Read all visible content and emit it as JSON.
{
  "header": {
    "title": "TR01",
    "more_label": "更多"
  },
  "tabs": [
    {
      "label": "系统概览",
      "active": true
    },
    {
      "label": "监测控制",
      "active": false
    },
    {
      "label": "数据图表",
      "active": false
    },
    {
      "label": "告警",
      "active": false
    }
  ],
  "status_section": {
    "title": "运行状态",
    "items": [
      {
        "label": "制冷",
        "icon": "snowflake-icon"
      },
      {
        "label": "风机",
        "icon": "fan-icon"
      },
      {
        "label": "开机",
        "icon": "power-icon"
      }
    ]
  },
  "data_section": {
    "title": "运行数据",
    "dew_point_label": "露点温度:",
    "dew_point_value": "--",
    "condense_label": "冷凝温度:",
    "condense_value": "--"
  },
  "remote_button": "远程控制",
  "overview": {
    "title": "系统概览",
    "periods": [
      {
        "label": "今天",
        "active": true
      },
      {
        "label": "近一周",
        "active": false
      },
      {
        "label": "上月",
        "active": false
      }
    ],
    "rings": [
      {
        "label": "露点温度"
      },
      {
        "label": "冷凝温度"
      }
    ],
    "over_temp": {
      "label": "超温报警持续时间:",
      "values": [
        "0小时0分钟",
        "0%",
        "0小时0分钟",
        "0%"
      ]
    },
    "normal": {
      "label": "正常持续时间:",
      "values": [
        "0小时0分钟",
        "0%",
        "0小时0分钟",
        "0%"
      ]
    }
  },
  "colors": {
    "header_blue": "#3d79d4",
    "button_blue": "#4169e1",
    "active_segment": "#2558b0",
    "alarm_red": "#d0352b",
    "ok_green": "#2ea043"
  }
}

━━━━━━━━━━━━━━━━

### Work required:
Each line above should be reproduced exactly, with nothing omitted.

### Output:
Read all visible content and emit it as JSON.
{
  "header": {
    "title": "TR01",
    "more_label": "更多"
  },
  "tabs": [
    {
      "label": "系统概览",
      "active": true
    },
    {
      "label": "监测控制",
      "active": false
    },
    {
      "label": "数据图表",
      "active": false
    },
    {
      "label": "告警",
      "active": false
    }
  ],
  "status_section": {
    "title": "运行状态",
    "items": [
      {
        "label": "制冷",
        "icon": "snowflake-icon"
      },
      {
        "label": "风机",
        "icon": "fan-icon"
      },
      {
        "label": "开机",
        "icon": "power-icon"
      }
    ]
  },
  "data_section": {
    "title": "运行数据",
    "dew_point_label": "露点温度:",
    "dew_point_value": "--",
    "condense_label": "冷凝温度:",
    "condense_value": "--"
  },
  "remote_button": "远程控制",
  "overview": {
    "title": "系统概览",
    "periods": [
      {
        "label": "今天",
        "active": true
      },
      {
        "label": "近一周",
        "active": false
      },
      {
        "label": "上月",
        "active": false
      }
    ],
    "rings": [
      {
        "label": "露点温度"
      },
      {
        "label": "冷凝温度"
      }
    ],
    "over_temp": {
      "label": "超温报警持续时间:",
      "values": [
        "0小时0分钟",
        "0%",
        "0小时0分钟",
        "0%"
      ]
    },
    "normal": {
      "label": "正常持续时间:",
      "values": [
        "0小时0分钟",
        "0%",
        "0小时0分钟",
        "0%"
      ]
    }
  },
  "colors": {
    "header_blue": "#3d79d4",
    "button_blue": "#4169e1",
    "active_segment": "#2558b0",
    "alarm_red": "#d0352b",
    "ok_green": "#2ea043"
  }
}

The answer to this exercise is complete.